    Paul Scholes column

    It's a little-known fact, but I have played one of the seven dwarves
    Fifa's travelling circus once again steals limelight from real stars

    Fifa's travelling circus once again steals limelight from real stars

    Club World Cup kicked into the long grass by the continued farce surrounding Blatter, Garcia, Russia and Qatar
    Frank Warren column: 2014 – boxing is back and winning new fans

    Frank Warren: Boxing is back and winning new fans

    2014 proves it's now one of sport's biggest hitters again
    Jeb Bush vs Hillary Clinton: The power dynamics of the two first families

    Jeb Bush vs Hillary Clinton

    Karen Tumulty explores the power dynamics of the two first families
    Stockholm is rivalling Silicon Valley with a hotbed of technology start-ups

    Stockholm is rivalling Silicon Valley

    The Swedish capital is home to two of the most popular video games in the world, as well as thousands of technology start-ups worth hundreds of millions of pounds – and it's all happened since 2009
    Did Japanese workers really get their symbols mixed up and display Santa on a crucifix?

    Crucified Santa: Urban myth refuses to die

    The story goes that Japanese store workers created a life-size effigy of a smiling "Father Kurisumasu" attached to a facsimile of Our Lord's final instrument of torture
    Jennifer Saunders and Kate Moss join David Walliams on set for TV adaptation of The Boy in the Dress

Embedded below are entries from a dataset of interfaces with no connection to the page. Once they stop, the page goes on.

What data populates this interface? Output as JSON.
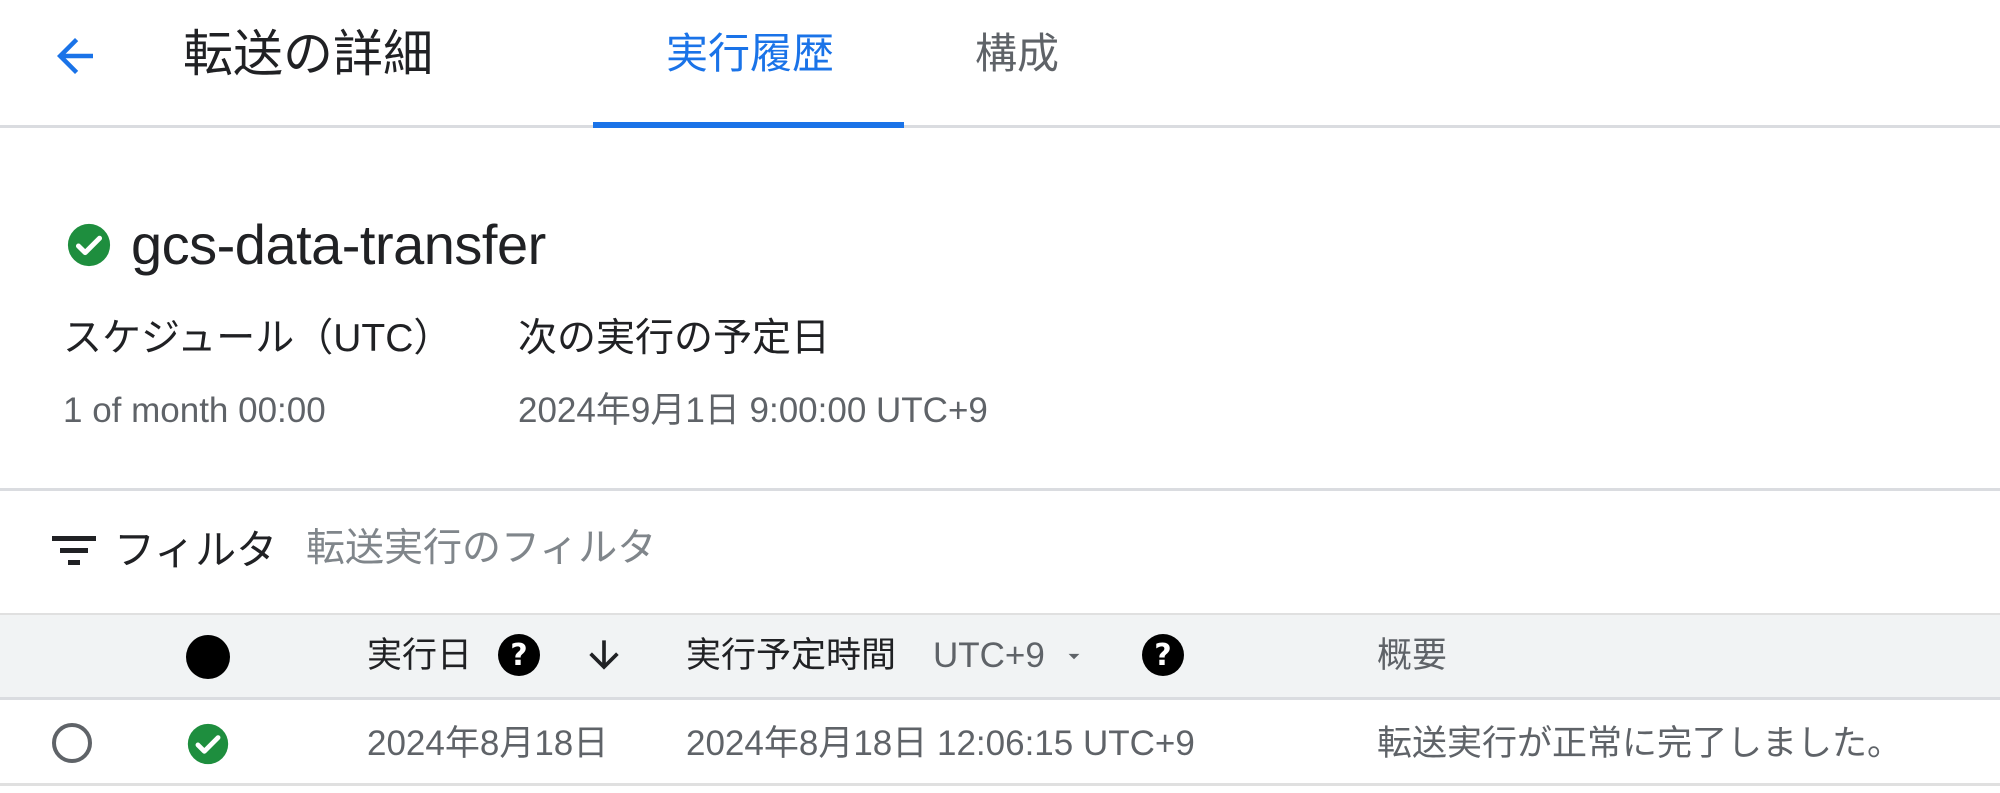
{
  "header": {
    "back_icon": "arrow-back-icon",
    "title": "転送の詳細",
    "tabs": [
      {
        "label": "実行履歴",
        "active": true
      },
      {
        "label": "構成",
        "active": false
      }
    ]
  },
  "transfer": {
    "status_icon": "check-circle-icon",
    "name": "gcs-data-transfer",
    "schedule_label": "スケジュール（UTC）",
    "schedule_value": "1 of month 00:00",
    "next_run_label": "次の実行の予定日",
    "next_run_value": "2024年9月1日 9:00:00 UTC+9"
  },
  "filter": {
    "icon": "filter-list-icon",
    "label": "フィルタ",
    "placeholder": "転送実行のフィルタ",
    "value": ""
  },
  "table": {
    "columns": {
      "status_icon": "status-dot-icon",
      "run_date": "実行日",
      "scheduled_time": "実行予定時間",
      "timezone": "UTC+9",
      "summary": "概要"
    },
    "rows": [
      {
        "selected": false,
        "status": "success",
        "run_date": "2024年8月18日",
        "scheduled_time": "2024年8月18日 12:06:15 UTC+9",
        "summary": "転送実行が正常に完了しました。"
      }
    ]
  },
  "colors": {
    "accent": "#1a73e8",
    "success": "#1e8e3e",
    "text": "#202124",
    "muted": "#5f6368"
  }
}
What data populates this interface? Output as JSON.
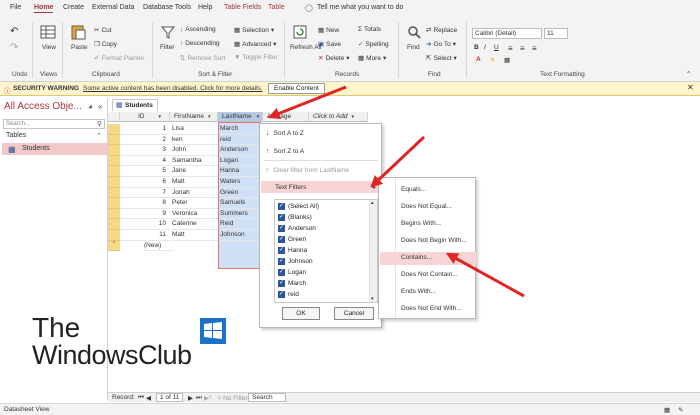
{
  "tabs": [
    "File",
    "Home",
    "Create",
    "External Data",
    "Database Tools",
    "Help",
    "Table Fields",
    "Table"
  ],
  "active_tab": "Home",
  "tell_me": "Tell me what you want to do",
  "ribbon": {
    "groups": [
      "Undo",
      "Views",
      "Clipboard",
      "Sort & Filter",
      "Records",
      "Find",
      "Text Formatting"
    ],
    "view": "View",
    "paste": "Paste",
    "cut": "Cut",
    "copy": "Copy",
    "format_painter": "Format Painter",
    "filter": "Filter",
    "ascending": "Ascending",
    "descending": "Descending",
    "remove_sort": "Remove Sort",
    "selection": "Selection",
    "advanced": "Advanced",
    "toggle_filter": "Toggle Filter",
    "refresh_all": "Refresh All",
    "new": "New",
    "save": "Save",
    "delete": "Delete",
    "totals": "Totals",
    "spelling": "Spelling",
    "more": "More",
    "find": "Find",
    "replace": "Replace",
    "go_to": "Go To",
    "select": "Select",
    "font_name": "Calibri (Detail)",
    "font_size": "11"
  },
  "security": {
    "label": "SECURITY WARNING",
    "message": "Some active content has been disabled. Click for more details.",
    "button": "Enable Content"
  },
  "nav": {
    "title": "All Access Obje...",
    "search_placeholder": "Search...",
    "section": "Tables",
    "item": "Students"
  },
  "doc_tab": "Students",
  "columns": [
    "ID",
    "FirstName",
    "LastName",
    "Average",
    "Click to Add"
  ],
  "rows": [
    {
      "id": "1",
      "first": "Lisa",
      "last": "March"
    },
    {
      "id": "2",
      "first": "ken",
      "last": "reid"
    },
    {
      "id": "3",
      "first": "John",
      "last": "Anderson"
    },
    {
      "id": "4",
      "first": "Samantha",
      "last": "Logan"
    },
    {
      "id": "5",
      "first": "Jane",
      "last": "Hanna"
    },
    {
      "id": "6",
      "first": "Matt",
      "last": "Waters"
    },
    {
      "id": "7",
      "first": "Jonah",
      "last": "Green"
    },
    {
      "id": "8",
      "first": "Peter",
      "last": "Samuels"
    },
    {
      "id": "9",
      "first": "Veronica",
      "last": "Summers"
    },
    {
      "id": "10",
      "first": "Caterine",
      "last": "Reid"
    },
    {
      "id": "11",
      "first": "Matt",
      "last": "Johnson"
    }
  ],
  "new_row": "(New)",
  "menu": {
    "sort_az": "Sort A to Z",
    "sort_za": "Sort Z to A",
    "clear_filter": "Clear filter from LastName",
    "text_filters": "Text Filters",
    "checklist": [
      "(Select All)",
      "(Blanks)",
      "Anderson",
      "Green",
      "Hanna",
      "Johnson",
      "Logan",
      "March",
      "reid"
    ],
    "ok": "OK",
    "cancel": "Cancel"
  },
  "submenu": [
    "Equals...",
    "Does Not Equal...",
    "Begins With...",
    "Does Not Begin With...",
    "Contains...",
    "Does Not Contain...",
    "Ends With...",
    "Does Not End With..."
  ],
  "logo": {
    "line1": "The",
    "line2": "WindowsClub"
  },
  "record_nav": {
    "label": "Record:",
    "position": "1 of 11",
    "filter": "No Filter",
    "search": "Search"
  },
  "status": "Datasheet View"
}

    The Boy in the Dress: On set with the stars

    Walliams' story about a boy who goes to school in a dress will be shown this Christmas